ASSIGNMENT
All of the data below must be reproduced word for word, but without its images.

PROVIDED INFORMATION
★ ★ ★ ★ ★

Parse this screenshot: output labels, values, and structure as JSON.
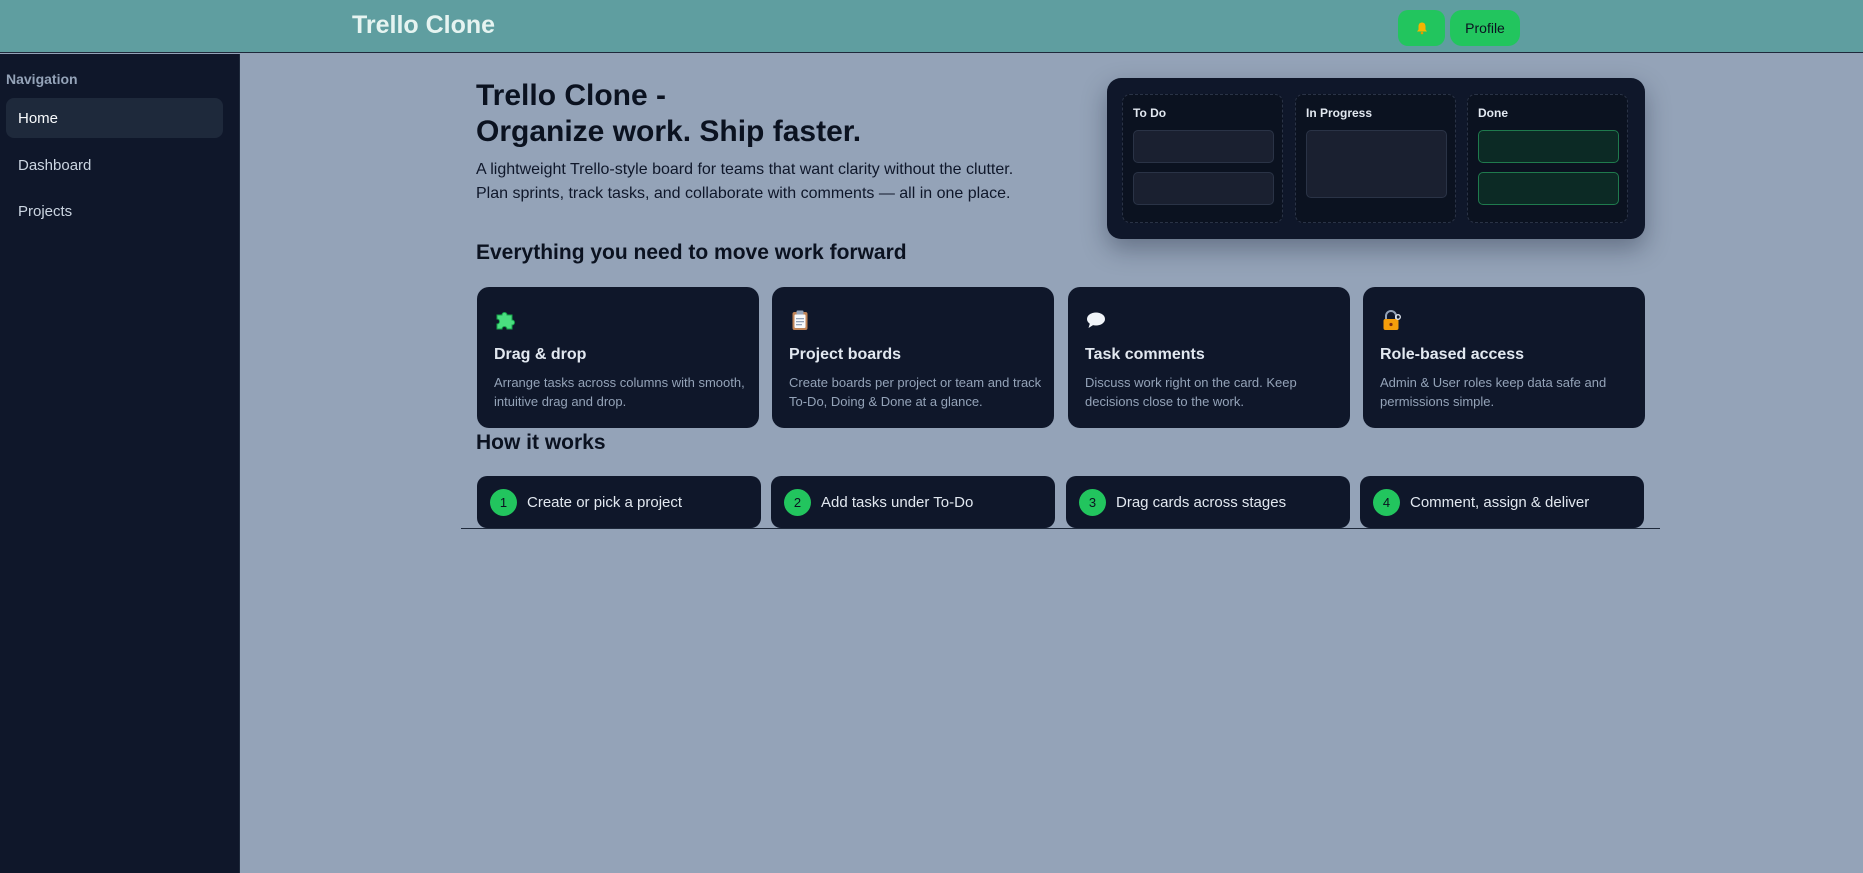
{
  "header": {
    "title": "Trello Clone",
    "profile_label": "Profile",
    "notification_icon": "bell-icon"
  },
  "sidebar": {
    "heading": "Navigation",
    "items": [
      {
        "label": "Home",
        "active": true
      },
      {
        "label": "Dashboard",
        "active": false
      },
      {
        "label": "Projects",
        "active": false
      }
    ]
  },
  "hero": {
    "title_line1": "Trello Clone -",
    "title_line2": "Organize work. Ship faster.",
    "desc_line1": "A lightweight Trello-style board for teams that want clarity without the clutter.",
    "desc_line2": "Plan sprints, track tasks, and collaborate with comments — all in one place."
  },
  "board_preview": {
    "columns": [
      {
        "title": "To Do"
      },
      {
        "title": "In Progress"
      },
      {
        "title": "Done"
      }
    ]
  },
  "features": {
    "heading": "Everything you need to move work forward",
    "items": [
      {
        "icon": "puzzle-icon",
        "title": "Drag & drop",
        "desc": "Arrange tasks across columns with smooth, intuitive drag and drop."
      },
      {
        "icon": "clipboard-icon",
        "title": "Project boards",
        "desc": "Create boards per project or team and track To-Do, Doing & Done at a glance."
      },
      {
        "icon": "speech-bubble-icon",
        "title": "Task comments",
        "desc": "Discuss work right on the card. Keep decisions close to the work."
      },
      {
        "icon": "lock-key-icon",
        "title": "Role-based access",
        "desc": "Admin & User roles keep data safe and permissions simple."
      }
    ]
  },
  "how_it_works": {
    "heading": "How it works",
    "steps": [
      {
        "num": "1",
        "label": "Create or pick a project"
      },
      {
        "num": "2",
        "label": "Add tasks under To-Do"
      },
      {
        "num": "3",
        "label": "Drag cards across stages"
      },
      {
        "num": "4",
        "label": "Comment, assign & deliver"
      }
    ]
  },
  "colors": {
    "header_bg": "#5f9ea0",
    "sidebar_bg": "#0f172a",
    "page_bg": "#94a3b8",
    "accent": "#22c55e"
  }
}
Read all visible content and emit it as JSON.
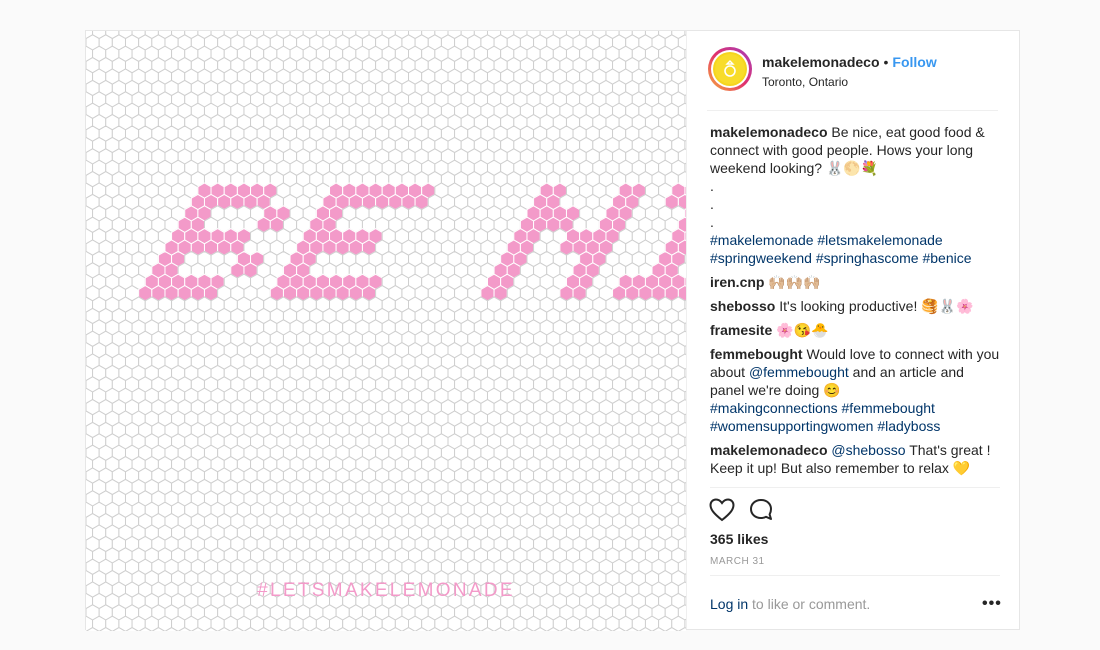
{
  "post": {
    "username": "makelemonadeco",
    "separator": "•",
    "follow_label": "Follow",
    "location": "Toronto, Ontario",
    "image": {
      "word": "BE NICE",
      "hashtag_overlay": "#LETSMAKELEMONADE",
      "colors": {
        "tile_fill": "#f39ac9",
        "grout": "#cfcfcf",
        "overlay_text": "#f39ac9"
      }
    },
    "comments": [
      {
        "user": "makelemonadeco",
        "text": "Be nice, eat good food & connect with good people. Hows your long weekend looking?",
        "emoji": "🐰🌕💐",
        "dots": [
          ".",
          ".",
          "."
        ],
        "hashtags": "#makelemonade #letsmakelemonade #springweekend #springhascome #benice"
      },
      {
        "user": "iren.cnp",
        "text": "",
        "emoji": "🙌🏼🙌🏼🙌🏼"
      },
      {
        "user": "shebosso",
        "text": "It's looking productive!",
        "emoji": "🥞🐰🌸"
      },
      {
        "user": "framesite",
        "text": "",
        "emoji": "🌸😘🐣"
      },
      {
        "user": "femmebought",
        "text_a": "Would love to connect with you about",
        "mention": "@femmebought",
        "text_b": "and an article and panel we're doing",
        "emoji": "😊",
        "hashtags": "#makingconnections #femmebought #womensupportingwomen #ladyboss"
      },
      {
        "user": "makelemonadeco",
        "mention": "@shebosso",
        "text": "That's great ! Keep it up! But also remember to relax",
        "emoji": "💛"
      }
    ],
    "actions": {
      "like_icon": "heart-icon",
      "comment_icon": "comment-icon"
    },
    "likes": "365 likes",
    "date": "MARCH 31",
    "footer": {
      "login_link": "Log in",
      "login_rest": "to like or comment.",
      "more_icon": "•••"
    },
    "colors": {
      "link": "#3897f0",
      "hashtag": "#003569",
      "muted": "#999999"
    }
  }
}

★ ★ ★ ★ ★

RESPONSE BELOW
Parse this screenshot: output labels, values, and structure as JSON.
{
  "header": {
    "title": "Trello Clone",
    "profile_label": "Profile",
    "notification_icon": "bell-icon"
  },
  "sidebar": {
    "heading": "Navigation",
    "items": [
      {
        "label": "Home",
        "active": true
      },
      {
        "label": "Dashboard",
        "active": false
      },
      {
        "label": "Projects",
        "active": false
      }
    ]
  },
  "hero": {
    "title_line1": "Trello Clone -",
    "title_line2": "Organize work. Ship faster.",
    "desc_line1": "A lightweight Trello-style board for teams that want clarity without the clutter.",
    "desc_line2": "Plan sprints, track tasks, and collaborate with comments — all in one place."
  },
  "board_preview": {
    "columns": [
      {
        "title": "To Do"
      },
      {
        "title": "In Progress"
      },
      {
        "title": "Done"
      }
    ]
  },
  "features": {
    "heading": "Everything you need to move work forward",
    "items": [
      {
        "icon": "puzzle-icon",
        "title": "Drag & drop",
        "desc": "Arrange tasks across columns with smooth, intuitive drag and drop."
      },
      {
        "icon": "clipboard-icon",
        "title": "Project boards",
        "desc": "Create boards per project or team and track To-Do, Doing & Done at a glance."
      },
      {
        "icon": "speech-bubble-icon",
        "title": "Task comments",
        "desc": "Discuss work right on the card. Keep decisions close to the work."
      },
      {
        "icon": "lock-key-icon",
        "title": "Role-based access",
        "desc": "Admin & User roles keep data safe and permissions simple."
      }
    ]
  },
  "how_it_works": {
    "heading": "How it works",
    "steps": [
      {
        "num": "1",
        "label": "Create or pick a project"
      },
      {
        "num": "2",
        "label": "Add tasks under To-Do"
      },
      {
        "num": "3",
        "label": "Drag cards across stages"
      },
      {
        "num": "4",
        "label": "Comment, assign & deliver"
      }
    ]
  },
  "colors": {
    "header_bg": "#5f9ea0",
    "sidebar_bg": "#0f172a",
    "page_bg": "#94a3b8",
    "accent": "#22c55e"
  }
}
Read all visible content and emit it as JSON.
{
  "post": {
    "username": "makelemonadeco",
    "separator": "•",
    "follow_label": "Follow",
    "location": "Toronto, Ontario",
    "image": {
      "word": "BE NICE",
      "hashtag_overlay": "#LETSMAKELEMONADE",
      "colors": {
        "tile_fill": "#f39ac9",
        "grout": "#cfcfcf",
        "overlay_text": "#f39ac9"
      }
    },
    "comments": [
      {
        "user": "makelemonadeco",
        "text": "Be nice, eat good food & connect with good people. Hows your long weekend looking?",
        "emoji": "🐰🌕💐",
        "dots": [
          ".",
          ".",
          "."
        ],
        "hashtags": "#makelemonade #letsmakelemonade #springweekend #springhascome #benice"
      },
      {
        "user": "iren.cnp",
        "text": "",
        "emoji": "🙌🏼🙌🏼🙌🏼"
      },
      {
        "user": "shebosso",
        "text": "It's looking productive!",
        "emoji": "🥞🐰🌸"
      },
      {
        "user": "framesite",
        "text": "",
        "emoji": "🌸😘🐣"
      },
      {
        "user": "femmebought",
        "text_a": "Would love to connect with you about",
        "mention": "@femmebought",
        "text_b": "and an article and panel we're doing",
        "emoji": "😊",
        "hashtags": "#makingconnections #femmebought #womensupportingwomen #ladyboss"
      },
      {
        "user": "makelemonadeco",
        "mention": "@shebosso",
        "text": "That's great ! Keep it up! But also remember to relax",
        "emoji": "💛"
      }
    ],
    "actions": {
      "like_icon": "heart-icon",
      "comment_icon": "comment-icon"
    },
    "likes": "365 likes",
    "date": "MARCH 31",
    "footer": {
      "login_link": "Log in",
      "login_rest": "to like or comment.",
      "more_icon": "•••"
    },
    "colors": {
      "link": "#3897f0",
      "hashtag": "#003569",
      "muted": "#999999"
    }
  }
}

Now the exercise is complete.